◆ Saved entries
━━━━━━━━━━━━━━━━━━━━━━━━━━━━━━
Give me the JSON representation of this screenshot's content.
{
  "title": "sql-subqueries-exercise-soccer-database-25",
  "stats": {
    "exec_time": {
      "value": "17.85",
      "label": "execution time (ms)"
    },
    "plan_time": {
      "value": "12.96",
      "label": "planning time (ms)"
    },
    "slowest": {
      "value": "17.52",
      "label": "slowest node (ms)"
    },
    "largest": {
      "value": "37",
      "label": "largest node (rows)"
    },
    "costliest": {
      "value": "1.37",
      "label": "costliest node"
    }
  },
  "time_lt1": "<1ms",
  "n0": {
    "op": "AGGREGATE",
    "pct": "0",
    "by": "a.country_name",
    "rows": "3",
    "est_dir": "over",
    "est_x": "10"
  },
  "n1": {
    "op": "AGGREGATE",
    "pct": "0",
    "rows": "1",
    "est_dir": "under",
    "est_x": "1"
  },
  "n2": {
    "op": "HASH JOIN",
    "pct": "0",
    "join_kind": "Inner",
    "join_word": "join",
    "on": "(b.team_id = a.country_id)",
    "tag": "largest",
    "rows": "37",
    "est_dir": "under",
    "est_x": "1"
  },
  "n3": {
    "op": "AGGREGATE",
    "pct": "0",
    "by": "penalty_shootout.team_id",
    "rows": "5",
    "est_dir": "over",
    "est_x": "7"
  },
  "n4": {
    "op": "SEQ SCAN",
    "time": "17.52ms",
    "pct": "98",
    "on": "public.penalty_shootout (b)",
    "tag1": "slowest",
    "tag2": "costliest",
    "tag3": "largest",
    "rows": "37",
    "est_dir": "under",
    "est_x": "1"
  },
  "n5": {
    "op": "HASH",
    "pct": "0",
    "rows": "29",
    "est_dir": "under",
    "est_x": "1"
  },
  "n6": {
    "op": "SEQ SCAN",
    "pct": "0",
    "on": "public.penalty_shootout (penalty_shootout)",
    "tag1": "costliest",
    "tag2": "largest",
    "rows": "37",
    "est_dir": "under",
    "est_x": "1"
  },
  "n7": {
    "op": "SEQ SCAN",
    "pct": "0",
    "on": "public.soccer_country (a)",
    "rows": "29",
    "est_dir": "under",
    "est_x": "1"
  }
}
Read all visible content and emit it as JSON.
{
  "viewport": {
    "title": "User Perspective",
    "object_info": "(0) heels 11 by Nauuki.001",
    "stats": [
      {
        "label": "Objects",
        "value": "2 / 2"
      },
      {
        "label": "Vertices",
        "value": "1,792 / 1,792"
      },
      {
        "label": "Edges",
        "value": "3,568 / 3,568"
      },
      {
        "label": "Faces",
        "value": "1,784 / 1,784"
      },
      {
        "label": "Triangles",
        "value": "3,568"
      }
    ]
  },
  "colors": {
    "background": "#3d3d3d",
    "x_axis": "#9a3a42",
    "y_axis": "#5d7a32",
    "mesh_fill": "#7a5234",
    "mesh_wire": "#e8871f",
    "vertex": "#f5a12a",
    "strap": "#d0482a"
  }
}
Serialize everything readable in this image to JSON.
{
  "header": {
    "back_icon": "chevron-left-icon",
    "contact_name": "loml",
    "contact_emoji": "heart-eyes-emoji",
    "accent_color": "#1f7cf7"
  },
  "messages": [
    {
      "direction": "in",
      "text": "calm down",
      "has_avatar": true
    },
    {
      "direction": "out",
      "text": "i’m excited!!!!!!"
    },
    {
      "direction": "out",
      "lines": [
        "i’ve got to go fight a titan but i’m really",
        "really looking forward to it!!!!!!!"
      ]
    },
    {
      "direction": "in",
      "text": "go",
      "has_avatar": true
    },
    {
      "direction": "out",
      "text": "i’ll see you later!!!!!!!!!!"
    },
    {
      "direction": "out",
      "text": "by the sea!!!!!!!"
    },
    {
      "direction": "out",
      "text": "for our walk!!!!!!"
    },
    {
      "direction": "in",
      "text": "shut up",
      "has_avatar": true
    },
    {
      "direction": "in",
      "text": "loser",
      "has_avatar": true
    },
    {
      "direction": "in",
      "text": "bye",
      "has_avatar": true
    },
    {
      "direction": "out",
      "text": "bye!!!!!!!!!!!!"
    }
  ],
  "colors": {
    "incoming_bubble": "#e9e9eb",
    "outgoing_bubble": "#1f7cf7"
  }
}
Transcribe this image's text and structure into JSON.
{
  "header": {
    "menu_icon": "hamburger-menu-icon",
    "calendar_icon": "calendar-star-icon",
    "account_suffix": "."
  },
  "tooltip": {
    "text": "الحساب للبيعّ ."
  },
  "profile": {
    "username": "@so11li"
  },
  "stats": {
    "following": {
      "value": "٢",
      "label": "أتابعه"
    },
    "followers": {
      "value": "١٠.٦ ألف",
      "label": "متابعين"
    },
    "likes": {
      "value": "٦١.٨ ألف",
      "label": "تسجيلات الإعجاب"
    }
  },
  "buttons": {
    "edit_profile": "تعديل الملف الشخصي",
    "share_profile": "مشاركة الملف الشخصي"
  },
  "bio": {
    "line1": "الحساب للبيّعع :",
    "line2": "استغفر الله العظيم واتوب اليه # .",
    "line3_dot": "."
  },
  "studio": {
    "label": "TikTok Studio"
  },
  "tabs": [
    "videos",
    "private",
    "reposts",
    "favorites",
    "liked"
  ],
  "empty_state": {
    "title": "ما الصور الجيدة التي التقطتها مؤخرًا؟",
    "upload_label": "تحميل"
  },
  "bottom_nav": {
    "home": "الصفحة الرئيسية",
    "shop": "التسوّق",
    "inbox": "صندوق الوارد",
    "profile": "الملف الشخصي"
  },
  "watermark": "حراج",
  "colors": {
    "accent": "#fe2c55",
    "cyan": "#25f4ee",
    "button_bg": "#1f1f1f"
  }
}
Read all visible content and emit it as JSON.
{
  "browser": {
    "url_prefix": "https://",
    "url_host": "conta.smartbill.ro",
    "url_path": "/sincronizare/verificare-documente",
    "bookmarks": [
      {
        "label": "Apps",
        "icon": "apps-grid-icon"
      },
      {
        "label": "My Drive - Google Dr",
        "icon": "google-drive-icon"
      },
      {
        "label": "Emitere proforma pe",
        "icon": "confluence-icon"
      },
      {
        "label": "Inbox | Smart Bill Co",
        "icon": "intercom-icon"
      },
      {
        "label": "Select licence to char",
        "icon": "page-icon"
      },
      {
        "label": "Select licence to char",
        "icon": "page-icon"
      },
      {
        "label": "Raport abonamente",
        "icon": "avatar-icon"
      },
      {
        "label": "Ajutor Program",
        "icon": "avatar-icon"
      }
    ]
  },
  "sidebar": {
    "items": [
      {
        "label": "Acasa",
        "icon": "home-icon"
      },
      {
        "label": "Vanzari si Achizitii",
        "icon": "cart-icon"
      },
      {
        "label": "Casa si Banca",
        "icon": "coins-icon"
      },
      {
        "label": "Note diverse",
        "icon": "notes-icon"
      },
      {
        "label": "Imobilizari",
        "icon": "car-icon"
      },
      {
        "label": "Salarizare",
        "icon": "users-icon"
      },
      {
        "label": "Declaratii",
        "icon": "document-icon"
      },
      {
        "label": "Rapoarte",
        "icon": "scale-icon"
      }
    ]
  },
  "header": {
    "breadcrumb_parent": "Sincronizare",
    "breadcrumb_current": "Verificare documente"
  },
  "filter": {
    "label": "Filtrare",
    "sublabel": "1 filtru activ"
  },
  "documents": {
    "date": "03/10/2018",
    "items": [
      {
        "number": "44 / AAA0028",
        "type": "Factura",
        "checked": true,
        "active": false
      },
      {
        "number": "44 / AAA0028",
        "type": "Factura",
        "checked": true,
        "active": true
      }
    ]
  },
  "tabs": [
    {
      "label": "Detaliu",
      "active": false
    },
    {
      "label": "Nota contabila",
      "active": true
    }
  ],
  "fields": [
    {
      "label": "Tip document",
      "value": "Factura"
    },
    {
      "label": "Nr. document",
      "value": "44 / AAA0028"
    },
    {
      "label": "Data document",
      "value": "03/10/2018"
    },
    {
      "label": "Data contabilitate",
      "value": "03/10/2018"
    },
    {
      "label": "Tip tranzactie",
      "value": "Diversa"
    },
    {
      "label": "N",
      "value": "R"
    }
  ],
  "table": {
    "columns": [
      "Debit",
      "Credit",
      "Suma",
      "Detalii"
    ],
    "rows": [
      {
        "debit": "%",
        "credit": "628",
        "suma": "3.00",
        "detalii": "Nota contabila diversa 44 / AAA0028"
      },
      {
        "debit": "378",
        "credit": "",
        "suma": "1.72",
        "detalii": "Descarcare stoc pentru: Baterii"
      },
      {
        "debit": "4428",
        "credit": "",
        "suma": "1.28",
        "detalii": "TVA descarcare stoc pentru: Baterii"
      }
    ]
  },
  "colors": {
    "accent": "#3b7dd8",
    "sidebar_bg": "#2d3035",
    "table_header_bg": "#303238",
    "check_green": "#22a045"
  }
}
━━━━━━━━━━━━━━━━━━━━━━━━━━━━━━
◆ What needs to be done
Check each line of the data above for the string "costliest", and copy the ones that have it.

◆ Answer to this exercise
    "costliest": {
      "label": "costliest node"
    "tag2": "costliest",
    "tag1": "costliest",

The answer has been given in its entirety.